Contractors affected by a “draconian” tax avoidance rule continue to be at risk of taking their own lives, a cross-party group of Parliamentarians has warned.
The 2019 Loan Charge was introduced to tax users of “disguised remuneration” umbrella company schemes in which contractors were paid the majority of their contract receipts in tax-free loans via offshore entities such as trusts. Controversially, however, the tax rule applies to the outstanding loan balances, giving it a quasi-retrospective scope.
Users of the umbrella schemes, who were under the impression that the schemes were legal at the time they were paid through them, have now been left with substantial tax bills, in some cases spanning several years’ payments. Campaigners, including tax professionals, have argued that the retrospective nature of the charge is unconstitutional and contrary to the established principle of being able to plan one’s tax affairs with certainty. The scope of the charge, initially twenty years, was limited to loan payments made after December 2010 after a review of the levy by Sir Amyas Morse last December.

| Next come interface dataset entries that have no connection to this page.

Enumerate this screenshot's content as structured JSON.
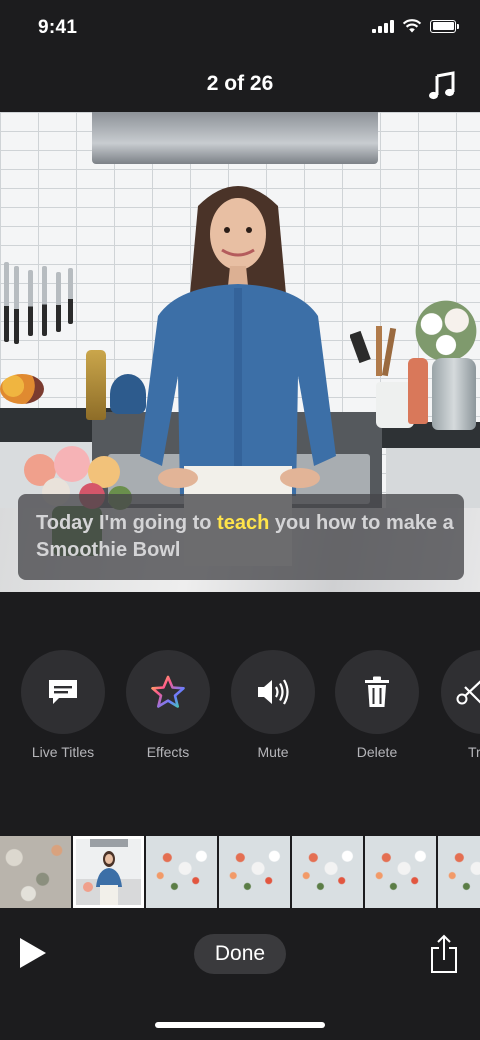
{
  "status_bar": {
    "time": "9:41",
    "signal_icon": "cellular-signal-icon",
    "wifi_icon": "wifi-icon",
    "battery_icon": "battery-icon"
  },
  "nav": {
    "title": "2 of 26",
    "music_icon": "music-note-icon"
  },
  "video": {
    "caption_before": "Today I'm going to ",
    "caption_highlight": "teach",
    "caption_after": " you how to make a Smoothie Bowl",
    "highlight_color": "#ffe44a"
  },
  "tools": [
    {
      "label": "Live Titles",
      "icon": "speech-bubble-icon"
    },
    {
      "label": "Effects",
      "icon": "star-icon"
    },
    {
      "label": "Mute",
      "icon": "speaker-icon"
    },
    {
      "label": "Delete",
      "icon": "trash-icon"
    },
    {
      "label": "Tr",
      "icon": "scissors-icon"
    }
  ],
  "timeline": {
    "clip_count_visible": 7,
    "selected_index": 1
  },
  "bottom": {
    "play_icon": "play-icon",
    "done_label": "Done",
    "share_icon": "share-icon"
  }
}
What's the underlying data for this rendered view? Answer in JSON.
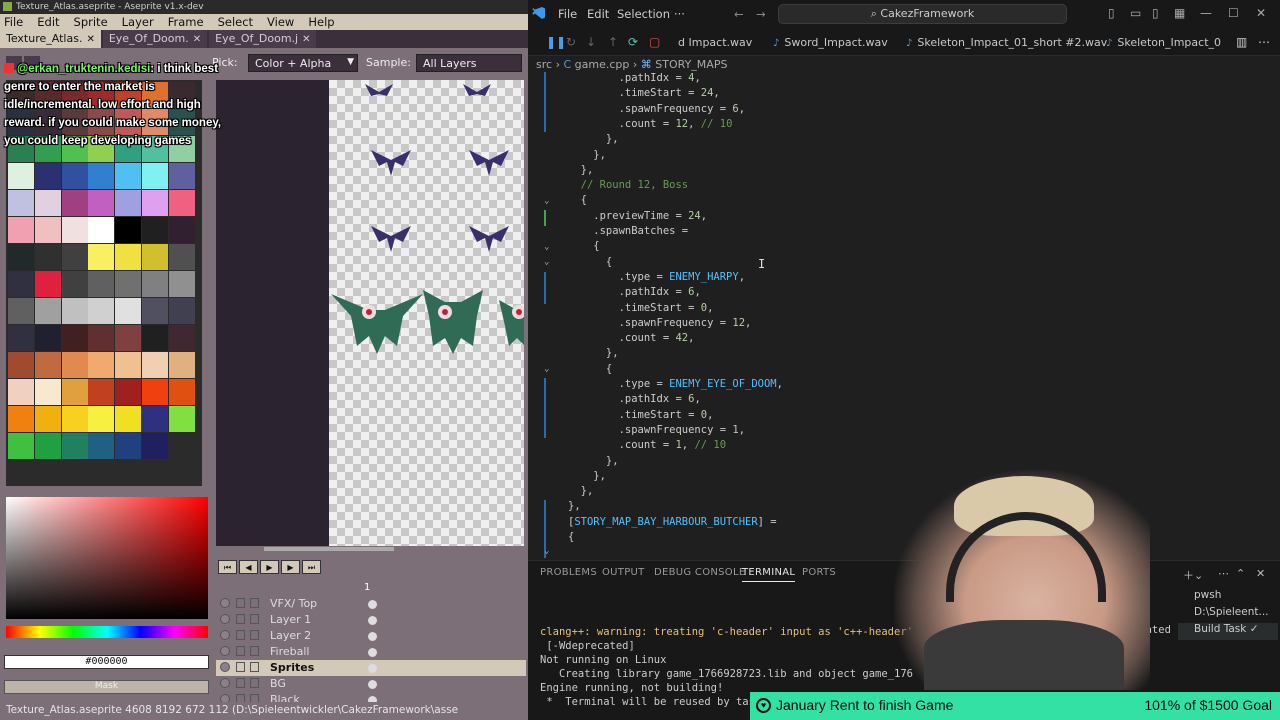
{
  "aseprite": {
    "window_title": "Texture_Atlas.aseprite - Aseprite v1.x-dev",
    "menu": [
      "File",
      "Edit",
      "Sprite",
      "Layer",
      "Frame",
      "Select",
      "View",
      "Help"
    ],
    "tabs": [
      "Texture_Atlas.",
      "Eye_Of_Doom.",
      "Eye_Of_Doom.j"
    ],
    "context_bar": {
      "pick_label": "Pick:",
      "pick_value": "Color + Alpha",
      "sample_label": "Sample:",
      "sample_value": "All Layers"
    },
    "palette_colors": [
      "#3b2a2a",
      "#5a2a2a",
      "#7a2a2a",
      "#a02a2a",
      "#c0402a",
      "#e07030",
      "#3a2a30",
      "#2a3040",
      "#3a2a3a",
      "#5a3a3a",
      "#8a4a4a",
      "#c05a5a",
      "#e08a6a",
      "#2a5050",
      "#2a8050",
      "#30a050",
      "#50c050",
      "#90d050",
      "#30a080",
      "#50c0a0",
      "#90d0a0",
      "#e0f0e0",
      "#2a3070",
      "#3050a0",
      "#3080d0",
      "#50c0f0",
      "#80f0f0",
      "#6060a0",
      "#c0c0e0",
      "#e0d0e0",
      "#a04080",
      "#c060c0",
      "#a0a0e0",
      "#e0a0f0",
      "#f06080",
      "#f0a0b0",
      "#f0c0c0",
      "#f0e0e0",
      "#ffffff",
      "#000000",
      "#202020",
      "#302030",
      "#202a2a",
      "#303030",
      "#404040",
      "#f8f060",
      "#f0e040",
      "#d0c030",
      "#505050",
      "#303040",
      "#e02040",
      "#404040",
      "#606060",
      "#707070",
      "#808080",
      "#909090",
      "#606060",
      "#a0a0a0",
      "#c0c0c0",
      "#d0d0d0",
      "#e0e0e0",
      "#505060",
      "#404050",
      "#303040",
      "#202030",
      "#402020",
      "#603030",
      "#804040",
      "#202020",
      "#402830",
      "#a04a30",
      "#c06a40",
      "#e08a50",
      "#f0aa70",
      "#f0c090",
      "#f0d0b0",
      "#e0b080",
      "#f0d0c0",
      "#f8e8d0",
      "#e0a040",
      "#c04020",
      "#a02020",
      "#f04010",
      "#e05010",
      "#f08010",
      "#f0b010",
      "#f8d020",
      "#f8f040",
      "#f0e020",
      "#303080",
      "#80e040",
      "#40c040",
      "#20a040",
      "#208060",
      "#206080",
      "#204080",
      "#202060"
    ],
    "hex_value": "#000000",
    "mask_label": "Mask",
    "timeline": {
      "frame_number": "1",
      "layers": [
        {
          "name": "VFX/ Top",
          "active": false
        },
        {
          "name": "Layer 1",
          "active": false
        },
        {
          "name": "Layer 2",
          "active": false
        },
        {
          "name": "Fireball",
          "active": false
        },
        {
          "name": "Sprites",
          "active": true
        },
        {
          "name": "BG",
          "active": false
        },
        {
          "name": "Black Background",
          "active": false
        }
      ]
    },
    "status": "Texture_Atlas.aseprite   4608 8192   672 112   (D:\\Spieleentwickler\\CakezFramework\\asse"
  },
  "chat": {
    "user": "@erkan_truktenin.kedisi",
    "message": ": i think best genre to enter the market is idle/incremental. low effort and high reward. if you could make some money, you could keep developing games"
  },
  "vscode": {
    "menu": [
      "File",
      "Edit",
      "Selection",
      "···"
    ],
    "command_center": "CakezFramework",
    "tabs": [
      "d Impact.wav",
      "Sword_Impact.wav",
      "Skeleton_Impact_01_short #2.wav",
      "Skeleton_Impact_0"
    ],
    "breadcrumb": [
      "src",
      "game.cpp",
      "STORY_MAPS"
    ],
    "code_lines": [
      "        .pathIdx = 4,",
      "        .timeStart = 24,",
      "        .spawnFrequency = 6,",
      "        .count = 12, // 10",
      "      },",
      "    },",
      "  },",
      "  // Round 12, Boss",
      "  {",
      "    .previewTime = 24,",
      "    .spawnBatches =",
      "    {",
      "      {",
      "        .type = ENEMY_HARPY,",
      "        .pathIdx = 6,",
      "        .timeStart = 0,",
      "        .spawnFrequency = 12,",
      "        .count = 42,",
      "      },",
      "      {",
      "        .type = ENEMY_EYE_OF_DOOM,",
      "        .pathIdx = 6,",
      "        .timeStart = 0,",
      "        .spawnFrequency = 1,",
      "        .count = 1, // 10",
      "      },",
      "    },",
      "  },",
      "},",
      "[STORY_MAP_BAY_HARBOUR_BUTCHER] =",
      "{"
    ],
    "panel_tabs": [
      "PROBLEMS",
      "OUTPUT",
      "DEBUG CONSOLE",
      "TERMINAL",
      "PORTS"
    ],
    "terminal_lines": [
      "clang++: warning: treating 'c-header' input as 'c++-header'",
      " [-Wdeprecated]",
      "Not running on Linux",
      "   Creating library game_1766928723.lib and object game_176",
      "Engine running, not building!",
      " *  Terminal will be reused by tas"
    ],
    "terminal_list": [
      "pwsh",
      "D:\\Spieleent...",
      "Build  Task"
    ],
    "deprecated_fragment": "eprecated"
  },
  "goal": {
    "title": "January Rent to finish Game",
    "amount": "101% of $1500 Goal"
  }
}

Several individuals are reported to have taken their own lives as a direct result of the financial ruin caused by crippling tax bills under the 2019 Loan Charge. The cross-party Loan Charge All-Party Parliamentary Group (APPG), which has lobbied for the charge to apply only to payments from the date it was enacted onwards, warned again on Monday that the suicide risk remains high amid the economic chaos of the Covid-19 pandemic.
“We appreciate that there is so much going on at the moment in this country & politically, but we do need to remind journalists & other MPs that there remains a serious suicide risk if the #LoanCharge remains in place retrospectively back to 2010,” said the APPG in a tweet.
They went on to quote written evidence they had received by an affected taxpayer: “I have been extremely depressed and have had suicidal thoughts thinking about how this will affect my financial situation in having to pay back potentially thousands of pounds and how thousands of people are let off having to pay nothing….
“I will be due tens of thousands of pounds and will never be able to pay my mortgage and essential household bills unless I sell my home, declare bankruptcy and potentially become homeless.”
The APPG had previously written to chancellor of the exchequer Rishi Sunak in April expressing their concerns that the economic shutdown caused by the Covid-19 pandemic would highly exacerbate an already perilous situation for those affected by the Loan Charge, with many out of work and unable to access the Self-Employed Income Support Scheme (SEISS), but still being chased by HMRC for tax due under the levy.
“We are writing as a matter of urgency following the announcement of financial assistance for some self-employed people facing the Covid-19 crisis and the lockdown,” said the APPG in their letter to Mr Sunak.
“This has a direct and seriously problematic impact for people facing the loan charge and awaiting the final form of the legislation.
“The announcement has suddenly and unexpectedly put many thousands of people facing the loan charge in a very problematic position, as the financial assistance offered is only available to those who have already submitted (or who can now quickly finalise and submit) their 2018/19 tax return [by April 23]. The Government and HMRC have, as you know, told people facing the loan charge that their tax return does not need to be finalised until 30 September 2020, as changes are planned to the loan charge legislation in the forthcoming Finance Bill.
The letter, dated April 2, continues: “The requirement for people to finalise their 2018/19 tax returns in the next three weeks is putting people facing the loan charge issue in an impossible position. They are unable to finalise their tax returns until the final form of the loan charge legislation is known, which will not happen until the Finance Bill has been debated and passed by Parliament. Without finalising their tax return they are not able to access the financial assistance that they are entitled to and which is, in many cases, much needed.
“Previous announcements by the Treasury and HMRC had given people until the end of September 2020 to see the final legislation, to discuss settlements with HMRC and to finalise their tax returns. This was the right, and necessary, approach. But, under the unforeseen circumstances resulting from Covid-19 crisis, this no longer works for those who need to seek assistance from the newly announced self-employment scheme.
“For this reason, the loan charge must now be delayed. We call on you to make an announcement immediately that the loan charge will be deferred by one year and will now fall due on 5th April 2020, in the 2019/20 tax year.
“This will allow such individuals to complete their 2018/19 tax return immediately (without mention of the loan charge) and to access the government support which they so urgently require.”
In a written response to the APPG, Penny Ciniewicz, director general of customer compliance at HMRC, said: “”I can confirm that late filing penalties and interest will be waived, provided customers file their 2018-19 tax return by 30 September 2020, as previously announced.
“HMRC is working hard to support taxpayers affected by the Covid-19 outbreak. You will also be aware of the Chancellor’s announcement on measures to support the self-employed during the outbreak. Special arrangements will be put in place to ensure that those liable to the loan charge can benefit from the self-employed income support scheme where appropriate, even if they have not filed their 2018-19 tax return. Guidance will be published shortly on GOV.UK.”
The official Loan Charge guidance was updated on May 1.
The Samaritans can be reached 24 hours a day, 365 days a year by calling 116 123.
17th June 2020.